Views from the Hills by R. E. Stevens, GENESIS II (The Second Beginning) E-Mail

Today vs. Yesterday and on to Tomorrow

In three separate talks that I have been giving, I refer to "A Model of Highly Effective Companies."  Within these talks I describe an operational model that seemed to be present in every effective company I have seen.  Actually I should refer to models because I use slightly different models depending on the audience and/or the topic of the presentation.  For example, I may split the Products Research category into two:  brand improvement and new products.  Or, I may split Marketing into two categories:  general marketing and market research.  However, the basic model is as follows:
These models seemed obvious when comparing the more effective companies with the other companies.  That was yesterday.  Today I am seeing more and more of the effective companies making some major changes in the way they do the day-to-day business.  For example, at Procter & Gamble, the company where I spent 40 years and was taught what little I really know about business, announced that they had sold the Ivorydale Bar Soap Plant to a Canadian Company.  The Canadian Company will continue to make Ivory Bar Soaps and other brands for P&G.  Of all the buildings and manufacturing facilities at the Ivorydale location where I spent over half my life, today, P&G only owns two of the buildings in the entire complex.

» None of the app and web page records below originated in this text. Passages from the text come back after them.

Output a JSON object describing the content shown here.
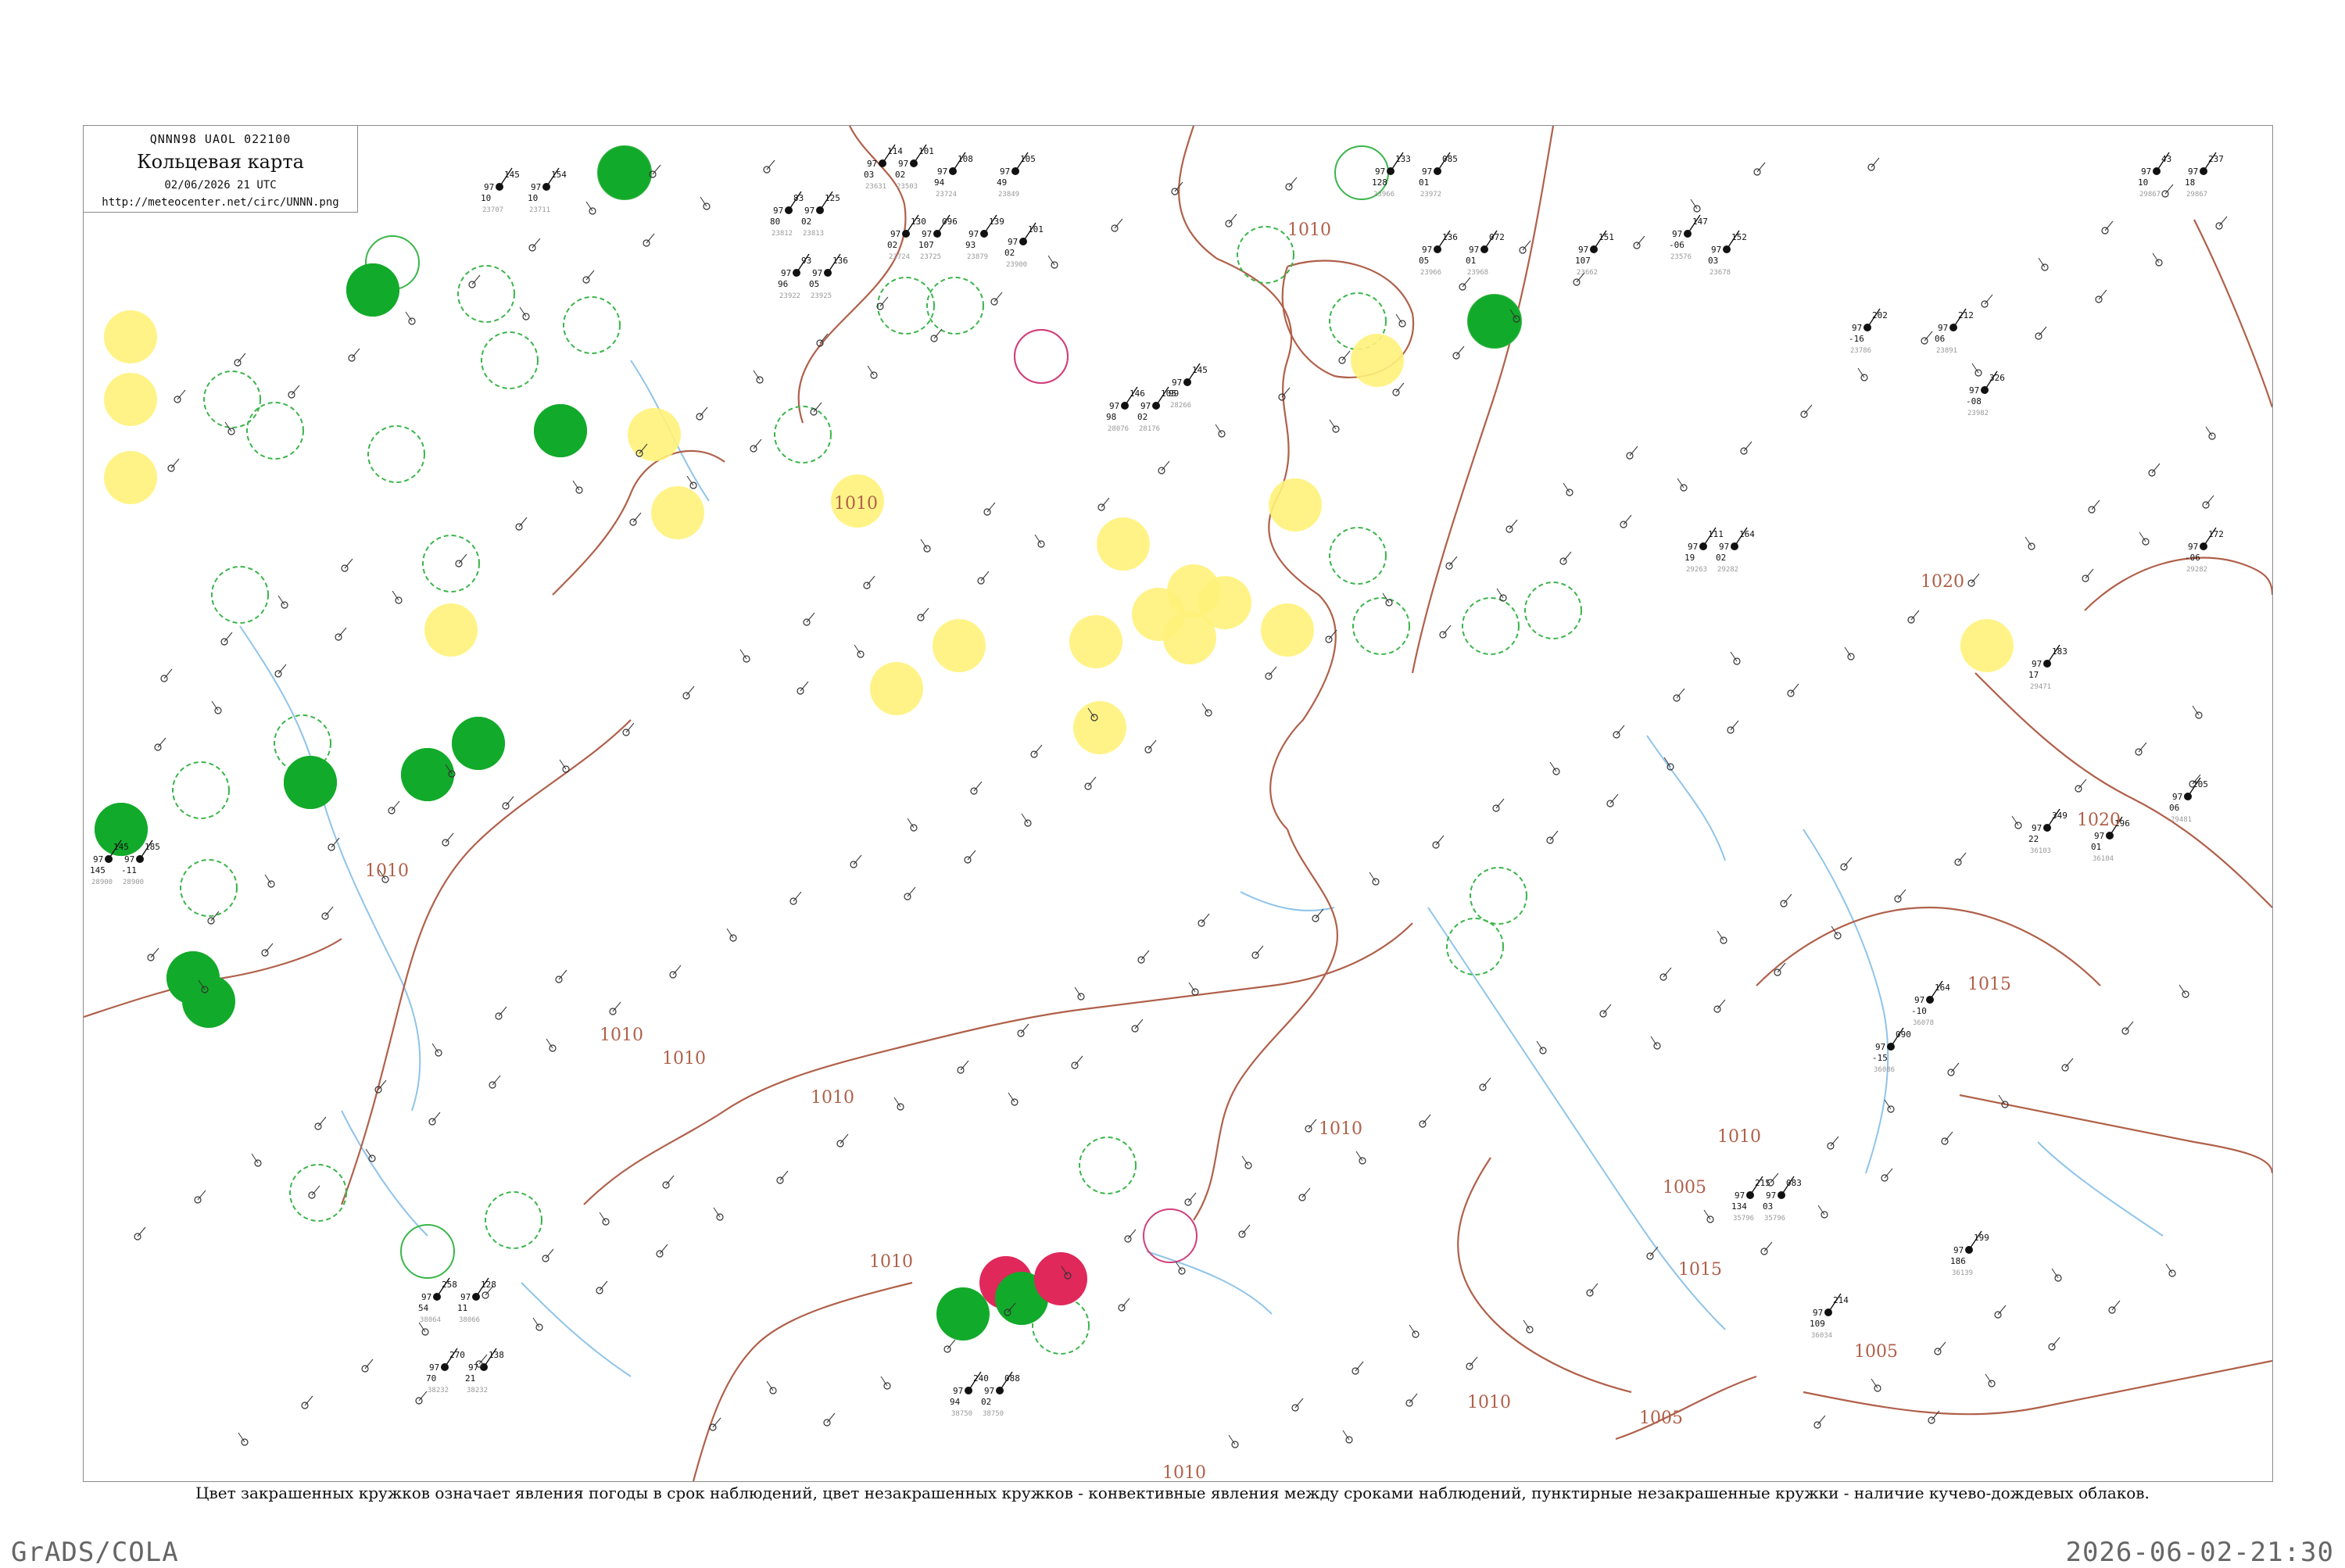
{
  "header": {
    "code": "QNNN98  UAOL  022100",
    "title": "Кольцевая карта",
    "datetime": "02/06/2026 21 UTC",
    "url": "http://meteocenter.net/circ/UNNN.png"
  },
  "legend_caption": "Цвет закрашенных кружков означает явления погоды в срок наблюдений, цвет незакрашенных кружков - конвективные явления между сроками наблюдений, пунктирные незакрашенные кружки - наличие кучево-дождевых облаков.",
  "footer": {
    "left": "GrADS/COLA",
    "right": "2026-06-02-21:30"
  },
  "colors": {
    "isobar": "#b0604a",
    "river": "#8fc4ea",
    "cb_ring": "#3ab54a",
    "rain": "#2fbf2f",
    "shower": "#12aa2a",
    "haze": "#fff27a",
    "light_rain": "#5fe08a",
    "thunder": "#e0285a",
    "storm_ring": "#d0407a"
  },
  "isobar_labels": [
    "1010",
    "1010",
    "1010",
    "1010",
    "1010",
    "1010",
    "1010",
    "1010",
    "1010",
    "1020",
    "1020",
    "1015",
    "1015",
    "1005",
    "1005",
    "1005",
    "1010",
    "1010"
  ],
  "stations": [
    {
      "p": "145",
      "t": "97",
      "d": "10",
      "id": "23707"
    },
    {
      "p": "154",
      "t": "97",
      "d": "10",
      "id": "23711"
    },
    {
      "p": "114",
      "t": "97",
      "d": "03",
      "id": "23631"
    },
    {
      "p": "101",
      "t": "97",
      "d": "02",
      "id": "23503"
    },
    {
      "p": "108",
      "t": "97",
      "d": "94",
      "id": "23724"
    },
    {
      "p": "105",
      "t": "97",
      "d": "49",
      "id": "23849"
    },
    {
      "p": "139",
      "t": "97",
      "d": "93",
      "id": "23879"
    },
    {
      "p": "101",
      "t": "97",
      "d": "02",
      "id": "23900"
    },
    {
      "p": "83",
      "t": "97",
      "d": "80",
      "id": "23812"
    },
    {
      "p": "125",
      "t": "97",
      "d": "02",
      "id": "23813"
    },
    {
      "p": "130",
      "t": "97",
      "d": "02",
      "id": "23724"
    },
    {
      "p": "096",
      "t": "97",
      "d": "107",
      "id": "23725"
    },
    {
      "p": "93",
      "t": "97",
      "d": "96",
      "id": "23922"
    },
    {
      "p": "136",
      "t": "97",
      "d": "05",
      "id": "23925"
    },
    {
      "p": "146",
      "t": "97",
      "d": "98",
      "id": "28076"
    },
    {
      "p": "105",
      "t": "97",
      "d": "02",
      "id": "28176"
    },
    {
      "p": "145",
      "t": "97",
      "d": "99",
      "id": "28266"
    },
    {
      "p": "133",
      "t": "97",
      "d": "128",
      "id": "23966"
    },
    {
      "p": "085",
      "t": "97",
      "d": "01",
      "id": "23972"
    },
    {
      "p": "136",
      "t": "97",
      "d": "05",
      "id": "23966"
    },
    {
      "p": "072",
      "t": "97",
      "d": "01",
      "id": "23968"
    },
    {
      "p": "151",
      "t": "97",
      "d": "107",
      "id": "23662"
    },
    {
      "p": "147",
      "t": "97",
      "d": "-06",
      "id": "23576"
    },
    {
      "p": "152",
      "t": "97",
      "d": "03",
      "id": "23678"
    },
    {
      "p": "202",
      "t": "97",
      "d": "-16",
      "id": "23786"
    },
    {
      "p": "43",
      "t": "97",
      "d": "10",
      "id": "29867"
    },
    {
      "p": "237",
      "t": "97",
      "d": "18",
      "id": "29867"
    },
    {
      "p": "212",
      "t": "97",
      "d": "06",
      "id": "23891"
    },
    {
      "p": "326",
      "t": "97",
      "d": "-08",
      "id": "23982"
    },
    {
      "p": "111",
      "t": "97",
      "d": "19",
      "id": "29263"
    },
    {
      "p": "164",
      "t": "97",
      "d": "02",
      "id": "29282"
    },
    {
      "p": "172",
      "t": "97",
      "d": "-06",
      "id": "29282"
    },
    {
      "p": "183",
      "t": "97",
      "d": "17",
      "id": "29471"
    },
    {
      "p": "205",
      "t": "97",
      "d": "06",
      "id": "29481"
    },
    {
      "p": "349",
      "t": "97",
      "d": "22",
      "id": "36103"
    },
    {
      "p": "196",
      "t": "97",
      "d": "01",
      "id": "36104"
    },
    {
      "p": "164",
      "t": "97",
      "d": "-10",
      "id": "36078"
    },
    {
      "p": "090",
      "t": "97",
      "d": "-15",
      "id": "36086"
    },
    {
      "p": "199",
      "t": "97",
      "d": "186",
      "id": "36139"
    },
    {
      "p": "214",
      "t": "97",
      "d": "109",
      "id": "36034"
    },
    {
      "p": "215",
      "t": "97",
      "d": "134",
      "id": "35796"
    },
    {
      "p": "083",
      "t": "97",
      "d": "03",
      "id": "35796"
    },
    {
      "p": "258",
      "t": "97",
      "d": "54",
      "id": "38064"
    },
    {
      "p": "128",
      "t": "97",
      "d": "11",
      "id": "38066"
    },
    {
      "p": "270",
      "t": "97",
      "d": "70",
      "id": "38232"
    },
    {
      "p": "138",
      "t": "97",
      "d": "21",
      "id": "38232"
    },
    {
      "p": "240",
      "t": "97",
      "d": "94",
      "id": "38750"
    },
    {
      "p": "088",
      "t": "97",
      "d": "02",
      "id": "38750"
    },
    {
      "p": "145",
      "t": "97",
      "d": "145",
      "id": "28900"
    },
    {
      "p": "185",
      "t": "97",
      "d": "-11",
      "id": "28900"
    }
  ]
}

What does this do to the model and my concept of Highly Effective Companies?  Immediately I see it affecting the model in two areas:  Production & Quality Control.  I have no doubt that in the operational analysis, P&G found that there is a substantial savings by sub-contracting out the business related to manufacturing facilities, personnel and production.  But at what expense?  Quickly I can see a loss in product knowledge and product quality.  We also do not have the flexibility in working to reduce manufacturing improvements & costs, experimenting with brand changes and insuring brand quality.  Yes, we can specify quality measures, but how are they enforced?  When you are planning brand upgrades, who handles and pays for the EOs (Experimental Operations whereby changes are evaluated using real manufacturing equipment)?

Having grown up in the OLD way of doing things, I have trouble understanding the value of the new modern innovations in business.  We have already seen many companies sub-contract their sales force.  We have seen many companies sub-contract their marketing and consumer research.  We have seen many companies sub-contract their product research.  We have seen companies sub-contract their accounting.  What is next?  A corporate office that houses a telephone that is automatically answered and you are directed to punch a specific set of numbers depending on your reason for placing the call?  A computer that makes a management decision and forwards the answer to the appropriate sub-contractor.  We had one thing yesterday and now we have another today, maybe the above will be tomorrow but I'm certainly uncomfortable with the thought.

Sponsor:  Sorensen Associates Inc      Portland, OR  800.542.4321        Minneapolis, MN  888.616.0123
The In-Store Research Company

[Back] [Index] [Forward]